The 61-year-old man is suspected of jumping between vaccine sites for weeks to sell vaccine passports
A German man is under investigation after authorities discovered he'd received the coronavirus vaccine at least 87 times, the Freie Presse newspaper reported on Friday.
The report comes as Germany battles a wave of COVID-19 infections and struggles to raise its vaccination rates compared to other western European countries.
According to information attained by the Freie Presse, the 61-year-old man visited several vaccination centers in the eastern German states of Saxony and Saxony-Anhalt.
The man is believed to have gotten the jab up to three times a day at different jab sites — logging 87 coronavirus vaccinations in the state of Saxony alone.
A staff member at a center in the city of Dresden grew suspicious when he recognized the man, a spokesman for the German Red Cross, Kai Kranich, told the paper.
The next time he entered a vaccination center in the town of Eilenburg, outside of Leipzig, staff called the police and he was detained.
The German Red Cross pressed charges against the man on suspicion of his involvement in selling vaccination passports.

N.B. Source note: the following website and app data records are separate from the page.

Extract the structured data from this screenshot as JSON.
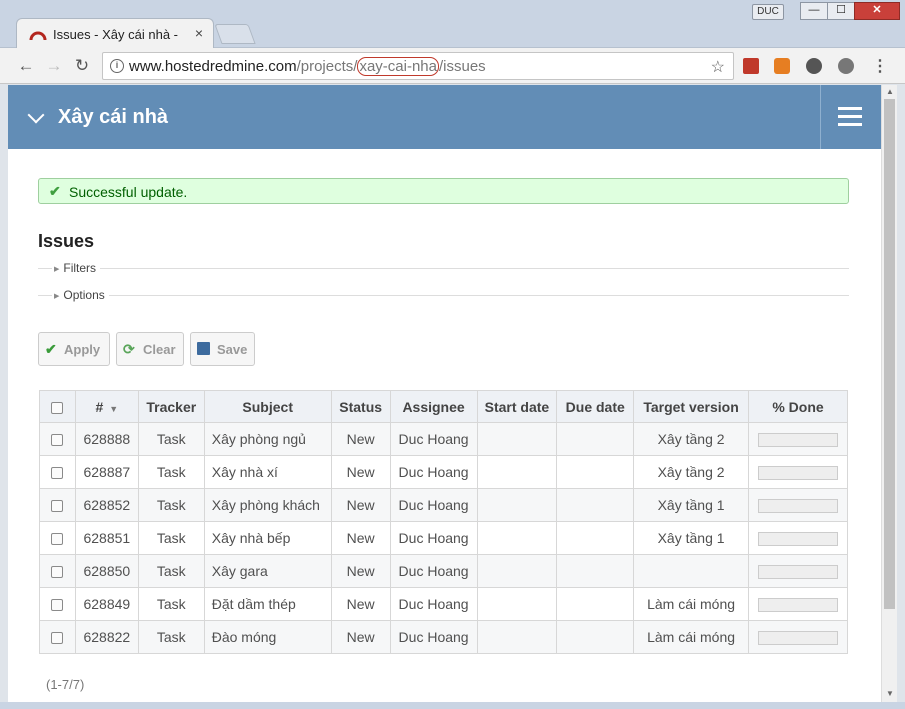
{
  "browser": {
    "tab_title": "Issues - Xây cái nhà -",
    "tab_close": "×",
    "profile": "DUC",
    "window": {
      "minimize": "—",
      "maximize": "☐",
      "close": "✕"
    },
    "url": {
      "host": "www.hostedredmine.com",
      "path1": "/projects/",
      "project": "xay-cai-nha",
      "path2": "/issues"
    }
  },
  "header": {
    "project_title": "Xây cái nhà"
  },
  "flash": {
    "message": "Successful update."
  },
  "page": {
    "title": "Issues"
  },
  "query": {
    "filters_label": "Filters",
    "options_label": "Options"
  },
  "buttons": {
    "apply": "Apply",
    "clear": "Clear",
    "save": "Save"
  },
  "table": {
    "columns": [
      "#",
      "Tracker",
      "Subject",
      "Status",
      "Assignee",
      "Start date",
      "Due date",
      "Target version",
      "% Done"
    ],
    "rows": [
      {
        "id": "628888",
        "tracker": "Task",
        "subject": "Xây phòng ngủ",
        "status": "New",
        "assignee": "Duc Hoang",
        "start": "",
        "due": "",
        "version": "Xây tầng 2",
        "done": 0
      },
      {
        "id": "628887",
        "tracker": "Task",
        "subject": "Xây nhà xí",
        "status": "New",
        "assignee": "Duc Hoang",
        "start": "",
        "due": "",
        "version": "Xây tầng 2",
        "done": 0
      },
      {
        "id": "628852",
        "tracker": "Task",
        "subject": "Xây phòng khách",
        "status": "New",
        "assignee": "Duc Hoang",
        "start": "",
        "due": "",
        "version": "Xây tầng 1",
        "done": 0
      },
      {
        "id": "628851",
        "tracker": "Task",
        "subject": "Xây nhà bếp",
        "status": "New",
        "assignee": "Duc Hoang",
        "start": "",
        "due": "",
        "version": "Xây tầng 1",
        "done": 0
      },
      {
        "id": "628850",
        "tracker": "Task",
        "subject": "Xây gara",
        "status": "New",
        "assignee": "Duc Hoang",
        "start": "",
        "due": "",
        "version": "",
        "done": 0
      },
      {
        "id": "628849",
        "tracker": "Task",
        "subject": "Đặt dầm thép",
        "status": "New",
        "assignee": "Duc Hoang",
        "start": "",
        "due": "",
        "version": "Làm cái móng",
        "done": 0
      },
      {
        "id": "628822",
        "tracker": "Task",
        "subject": "Đào móng",
        "status": "New",
        "assignee": "Duc Hoang",
        "start": "",
        "due": "",
        "version": "Làm cái móng",
        "done": 0
      }
    ]
  },
  "pagination": {
    "text": "(1-7/7)"
  },
  "colors": {
    "header_bg": "#628db6",
    "flash_bg": "#dfffdf",
    "flash_text": "#005f00",
    "url_highlight": "#c0392b"
  }
}
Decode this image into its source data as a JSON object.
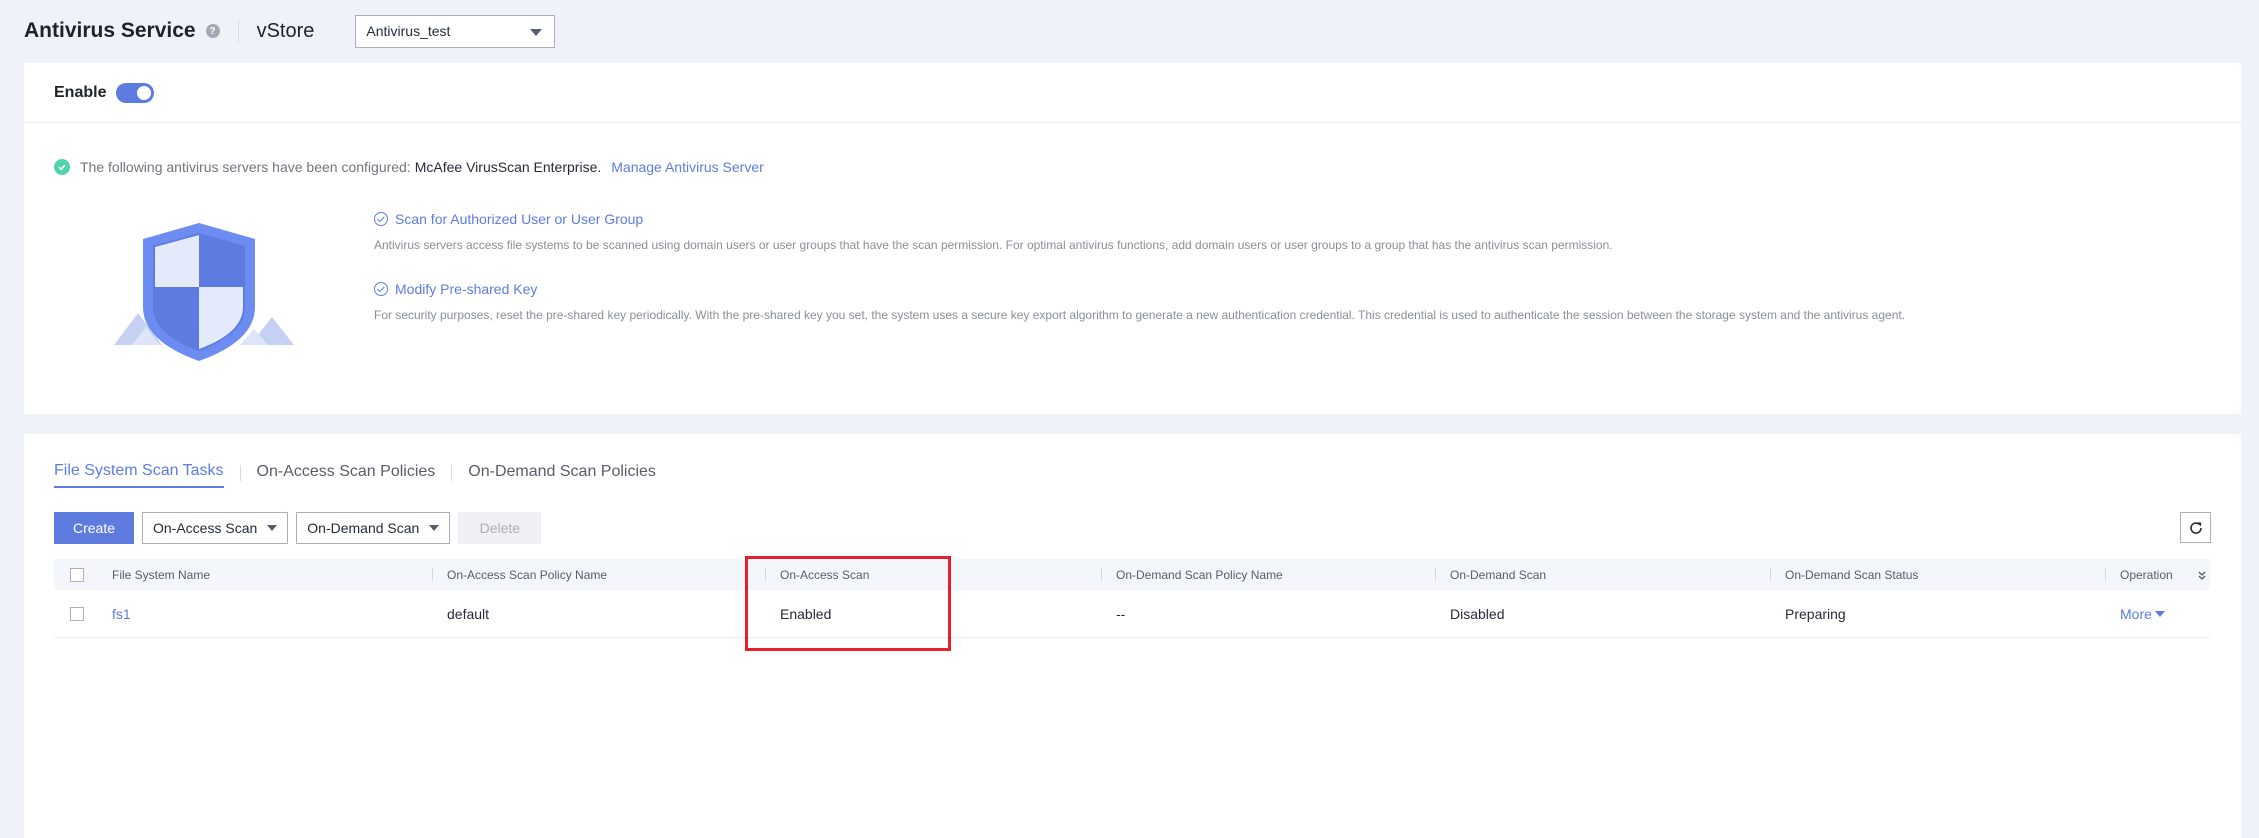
{
  "header": {
    "title": "Antivirus Service",
    "help_icon": "?",
    "vstore_label": "vStore",
    "vstore_value": "Antivirus_test"
  },
  "enable": {
    "label": "Enable",
    "state": "on"
  },
  "server_status": {
    "prefix": "The following antivirus servers have been configured:",
    "server": "McAfee VirusScan Enterprise",
    "dot": ".",
    "manage_link": "Manage Antivirus Server"
  },
  "info": [
    {
      "title": "Scan for Authorized User or User Group",
      "desc": "Antivirus servers access file systems to be scanned using domain users or user groups that have the scan permission. For optimal antivirus functions, add domain users or user groups to a group that has the antivirus scan permission."
    },
    {
      "title": "Modify Pre-shared Key",
      "desc": "For security purposes, reset the pre-shared key periodically. With the pre-shared key you set, the system uses a secure key export algorithm to generate a new authentication credential. This credential is used to authenticate the session between the storage system and the antivirus agent."
    }
  ],
  "tabs": [
    {
      "label": "File System Scan Tasks",
      "active": true
    },
    {
      "label": "On-Access Scan Policies",
      "active": false
    },
    {
      "label": "On-Demand Scan Policies",
      "active": false
    }
  ],
  "toolbar": {
    "create": "Create",
    "on_access": "On-Access Scan",
    "on_demand": "On-Demand Scan",
    "delete": "Delete"
  },
  "table": {
    "columns": [
      "File System Name",
      "On-Access Scan Policy Name",
      "On-Access Scan",
      "On-Demand Scan Policy Name",
      "On-Demand Scan",
      "On-Demand Scan Status",
      "Operation"
    ],
    "rows": [
      {
        "name": "fs1",
        "on_access_policy": "default",
        "on_access": "Enabled",
        "on_demand_policy": "--",
        "on_demand": "Disabled",
        "status": "Preparing",
        "operation": "More"
      }
    ]
  },
  "colors": {
    "accent": "#5e7ce0",
    "success": "#50d4ab",
    "highlight": "#e5202e"
  }
}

Criminal investigations are currently ongoing in the state of Saxony, with authorities in other German states also investigating the man.
It is unclear how many times the man actually received the coronavirus vaccine — but the number is expected to be higher than the 87 known jabs.
According to the report, each time the man entered a vaccination site, he would bring a new, blank vaccination document with him.
After getting the jab, he would remove the pages with the information about the vaccine batch numbers and sold them to vaccine opponents.
The man registered for the vaccination appointments using his own name and birthdate, but did not present his health insurance card at the appointments — which could have potentially flagged his actions sooner.
The case has also unveiled the gaps in Germany's health care system — where medical information is largely not digitized or centrally stored.
"A national vaccine register or a coronavirus vaccine register would have shed light on the case immediately," Knut Köhler, a spokesperson for the Saxony state medical association told the newspaper.
In Germany, over 75% of the eligible population are fully vaccinated, while around 58% have received a booster shot. The numbers are especially lagging in eastern German states, where the fully vaccinated rate lies at 64.5% in Saxony.
Germany's vaccination rate is far behind its western European neighbors, with Spain logging 85% fully vaccinated and Portugal reporting a rate of over 91%.
Edited by: Jenipher Camino Gonzalez